Not sure why I didn’t consider doing this sooner. I much prefer doing things my own way. Not going to lie, writing contests have never held a huge appeal for me. I’ve tried my luck at a handful but never kept pursuing it. I prefer to do my art my own way and let the audience make of it what they will. The one major downside is you have to get your art in front of people all on your own, but oh how nice it is to be doing it all for you and completely your own way.

I’m not going to go into the entire process since there are already some amazing resources out there, but I can share some of the ones that I am using. I work with graphic designers on a daily basis at my job so thankfully, a friend/coworker did my cover design (I paid her). I found a great typesetter/interior designer thorough Reedsy who I am working with now and in the final stages of proofing. The publishing platform I’m using is IngramSpark which, to be honest, I’m still learning how to use… but they have a lot of helpful articles for us newbs to this whole self-publishing process.

I can’t say I’m a guru just yet, but the next book should be SO much easier! Although maybe not cheaper… Oh, and I don’t update it as often as I should, but you can find me @dukeofverse on Instagram.

Revision Is Your BFF

One of the hardest things for me to grasp is that writing, in my experience, is not seen as a viable talent or a gift which needs refining. You see it in the creative world and you see it in the professional/corporate world. Everywhere. And I’ve dabbled in just about all of it: technical writing, poetry, dialogue, most recently copywriting.

One of the saddest moments I had in my experience as a technical writer was spending many hours rewriting an online training manual. I took a lot of the language which was fairly conversational and translated it into more palatable verbiage for the reader and a person new to an unknown process. I left the job and came back a year later to find that my manual had been edited, by many, with no checks. Inconsistencies in phrasing and wording abounded and I just looked away. Anyone can do it, right?

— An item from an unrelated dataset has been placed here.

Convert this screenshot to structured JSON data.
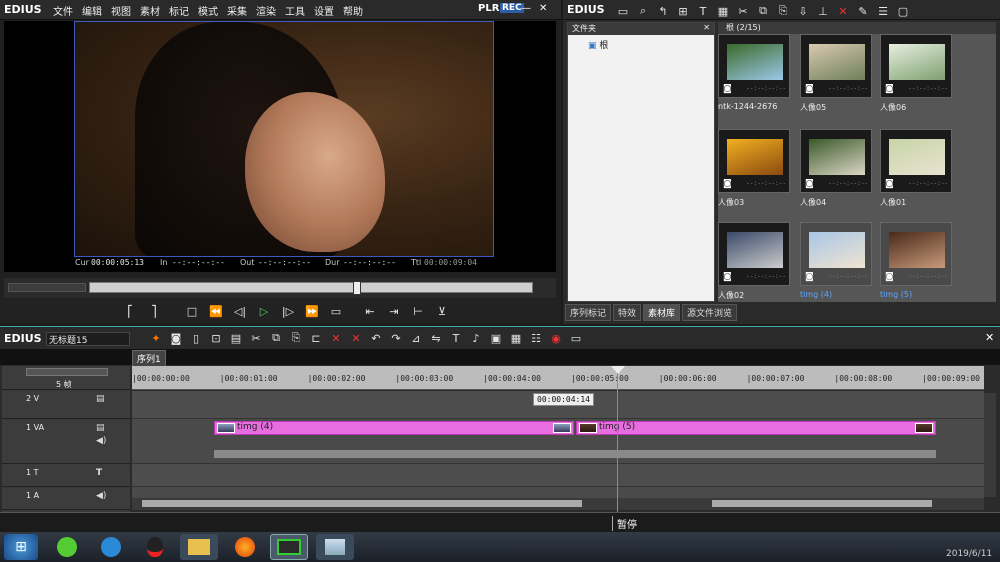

For an example of good vs. bad technical writing, just think about every piece of furniture you’ve tried to assemble on your own. How difficult was it? Did the instructions help or hinder you? Technical writing is important. Not everyone can do it well or effectively. But if it’s not seen as a viable skill, anyone can do it, right? And that’s when the confusion begins.

The same goes for creative writing. Someone doesn’t just come out the gate a Hemingway or a Ishiguro. Not even Hemingway or Ishiguro. It takes years of honing and practicing and (almost always) relying on the advice of others to better your craft. Molly McCowan of Inkbot Editing has a great post where she talks about the importance of an editor in writing and relying on the advice of others. There seems to be a common misconception that great writing just is. It springs up out of nowhere, BAM. New York Times Bestseller and long-lasting masterpiece.

My favorite part of the process has always been revision. To me, the first draft is that lumpy pile of clay and I don’t even know where to start or what shape it really is by the time I’ve written it. In revision, however, I start to see the true form and I feel most inspired. That’s what editors are here for, to feed you that inspiration and cut out that shape you’re trying to find, Mold your treasured words before you put them out into the world.

(featured image by Aaron Burden)